Thursday, March 14, 2013

Attachment: What is it and Why it Matters



Q. I have an adopted child that I have had since he was six months old.  However, due to some struggles that we have been having with him, I have been doing research on attachment and why it matters so much.  I never thought that we would have attachment issues with my son since he was six months old when we adopted him.  Can you shed some light on this for our family?


A. I am sorry to hear that you are having some issues with your son. I know that can be disheartening and frightening. The good news is, there is hope and healing for your son and his attachment. Parents often believe that because they received their child at such a young age that they could not possibly struggle with attachment. However, what most parents find is with all adoption comes some level of grief and with that grief the possibility of attachment challenges.

The time your child spent in utero, their first few days, and first few months are crucial for their attachment and development. It is hard to imagine that those first few days are the building blocks for later attachment. Regardless of what your child's life looked like those first few days though, research tells us there is hope to help fill in any missing building blocks.

First, let's define what attachment is. Attachment is defined by many components but the most common definition is: an enduring emotional relationship with a specific person. This is usually the mother, father or significant caregiver. This relationship is also characterized by, "safety, comfort, soothing and pleasure. Loss or threat of loss of the person evokes intense distress" (Perry, 1999).*

So how does this attachment take place? It takes place through sequences of events called bonding.  Bonding is having shared interactions with child and caregiver. It is through these countless numbers of interactions that the child is able to receive the safety, comfort, soothing and pleasure. My favorite description of this comes from Dr. Karyn Purvis of the Texas Christian University Child Trauma Institute.  She refers to this process as a dance**. As a child and care-giver dance with one another through the parent meeting the child's needs, then the child learns the world is predictable and safe.  When they are hungry and they cry, the parent meets that need with food and learns they are valued and worth taking care of. When the child is wet and needs to be changed, the parent changes that child and the child learns they are safe and will be made comfortable. Through hundreds and thousands of dance sequences like this, the child builds their attachment with their primary caregiver.  This sets the stage for their entire life and future relationships.

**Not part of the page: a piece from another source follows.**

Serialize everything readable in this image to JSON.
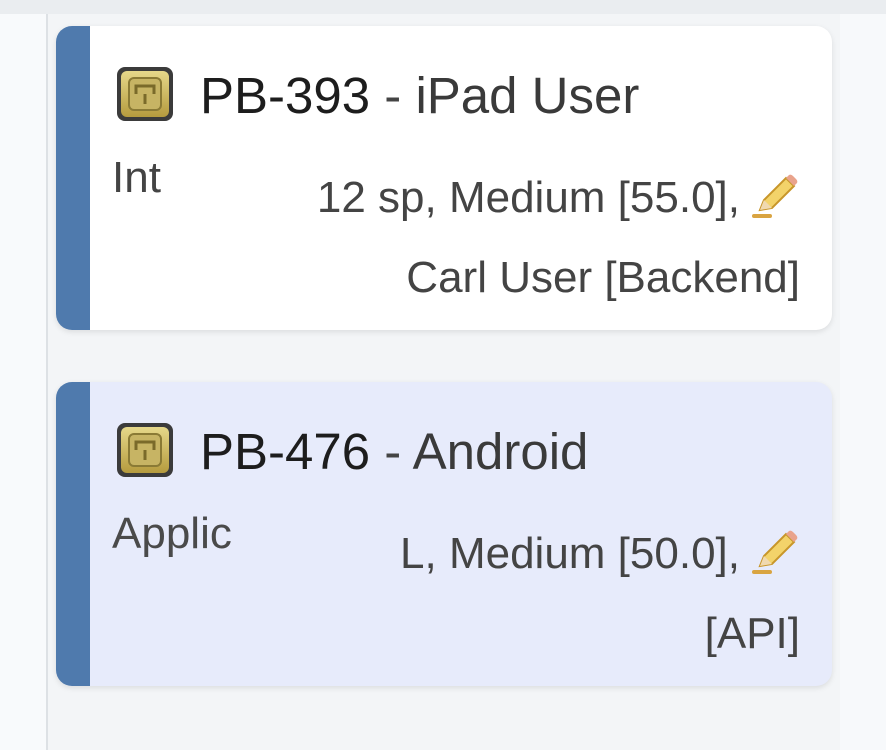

So what happens when something goes wrong? Unfortunately not every child has the best start in life. In those cases, the parents and care-givers must work to help that child rebuild. You can accomplish this through a healthy, attuned relationship with your child. Because their trauma is relationship centered, it will only be through relationships that they will experience healing.

You and your child may need additional help. If you would like more information about a specific type of therapy called Theraplay, please click here to learn more.

If you would like to read a heart-warming story of a family that has experienced healing and hope, please click here.

Be on the look out in two weeks for our book review on The Connected Child by Dr. Karyn Purvis.  In that review, we will have the opportunity to talk more about different strategies with children who struggle with attachment. 


*Perry, Bruce, 1999, Bonding and Attachment in Maltreated Children
** Purvis, Karyn http://empoweredtoconnect.org/